====== Exercise data
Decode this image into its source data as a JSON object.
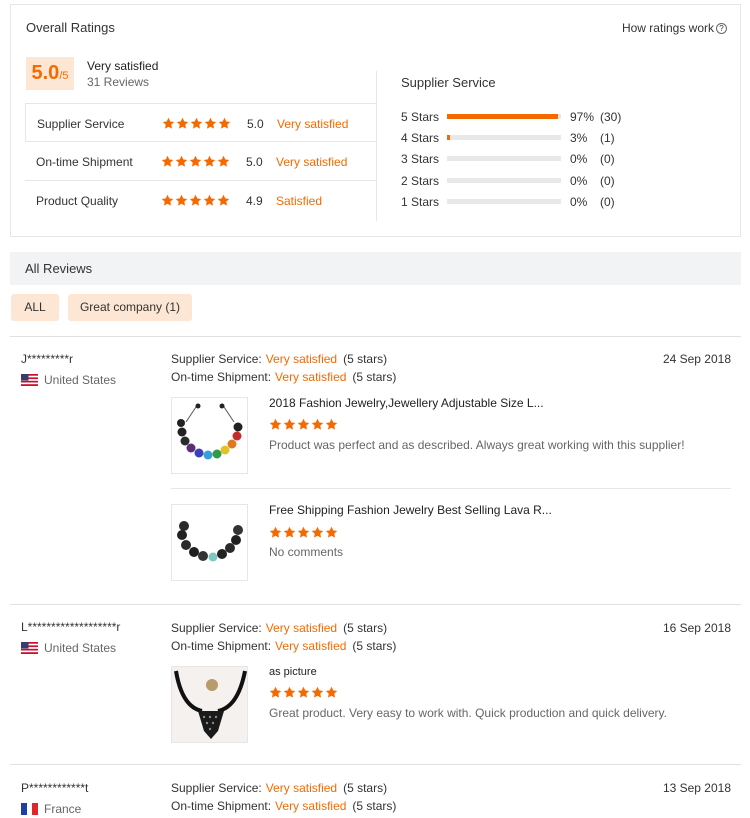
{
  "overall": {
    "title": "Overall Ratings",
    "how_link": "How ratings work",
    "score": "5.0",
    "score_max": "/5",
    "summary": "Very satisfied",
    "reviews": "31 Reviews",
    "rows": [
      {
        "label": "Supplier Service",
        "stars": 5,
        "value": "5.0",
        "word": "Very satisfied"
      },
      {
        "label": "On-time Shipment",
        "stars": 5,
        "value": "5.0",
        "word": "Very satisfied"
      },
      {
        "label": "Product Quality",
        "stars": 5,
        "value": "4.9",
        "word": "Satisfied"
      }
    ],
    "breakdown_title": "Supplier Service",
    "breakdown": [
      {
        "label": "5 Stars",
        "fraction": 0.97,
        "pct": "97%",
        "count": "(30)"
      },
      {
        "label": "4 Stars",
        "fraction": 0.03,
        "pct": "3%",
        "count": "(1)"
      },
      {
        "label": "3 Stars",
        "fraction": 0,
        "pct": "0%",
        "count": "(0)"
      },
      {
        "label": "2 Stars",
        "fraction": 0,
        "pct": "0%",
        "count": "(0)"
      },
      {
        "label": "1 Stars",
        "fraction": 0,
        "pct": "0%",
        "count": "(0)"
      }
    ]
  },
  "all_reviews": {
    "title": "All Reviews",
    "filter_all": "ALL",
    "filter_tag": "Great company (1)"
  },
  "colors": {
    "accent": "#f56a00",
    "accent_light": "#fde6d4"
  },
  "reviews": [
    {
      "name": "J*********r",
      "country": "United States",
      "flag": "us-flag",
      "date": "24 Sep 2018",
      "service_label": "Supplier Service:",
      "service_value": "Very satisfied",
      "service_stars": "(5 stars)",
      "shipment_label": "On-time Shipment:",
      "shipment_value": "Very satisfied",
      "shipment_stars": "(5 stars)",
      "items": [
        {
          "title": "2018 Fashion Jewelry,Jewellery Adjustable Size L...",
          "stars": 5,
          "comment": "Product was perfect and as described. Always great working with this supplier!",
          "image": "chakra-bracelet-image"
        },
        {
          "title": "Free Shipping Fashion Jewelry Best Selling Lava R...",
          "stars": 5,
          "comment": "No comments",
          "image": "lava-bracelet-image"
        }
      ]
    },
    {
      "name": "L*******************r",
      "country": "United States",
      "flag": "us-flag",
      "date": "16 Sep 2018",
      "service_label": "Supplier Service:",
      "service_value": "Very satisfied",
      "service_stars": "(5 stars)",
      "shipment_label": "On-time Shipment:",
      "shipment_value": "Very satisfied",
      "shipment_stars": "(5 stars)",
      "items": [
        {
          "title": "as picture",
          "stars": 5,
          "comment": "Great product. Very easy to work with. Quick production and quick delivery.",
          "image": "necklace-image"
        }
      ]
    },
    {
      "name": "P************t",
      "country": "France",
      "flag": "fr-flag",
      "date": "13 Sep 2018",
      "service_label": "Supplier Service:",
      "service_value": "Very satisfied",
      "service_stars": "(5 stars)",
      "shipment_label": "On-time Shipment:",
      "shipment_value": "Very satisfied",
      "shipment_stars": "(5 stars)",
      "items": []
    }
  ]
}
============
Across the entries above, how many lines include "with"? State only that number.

__Solution to this exercise__: 2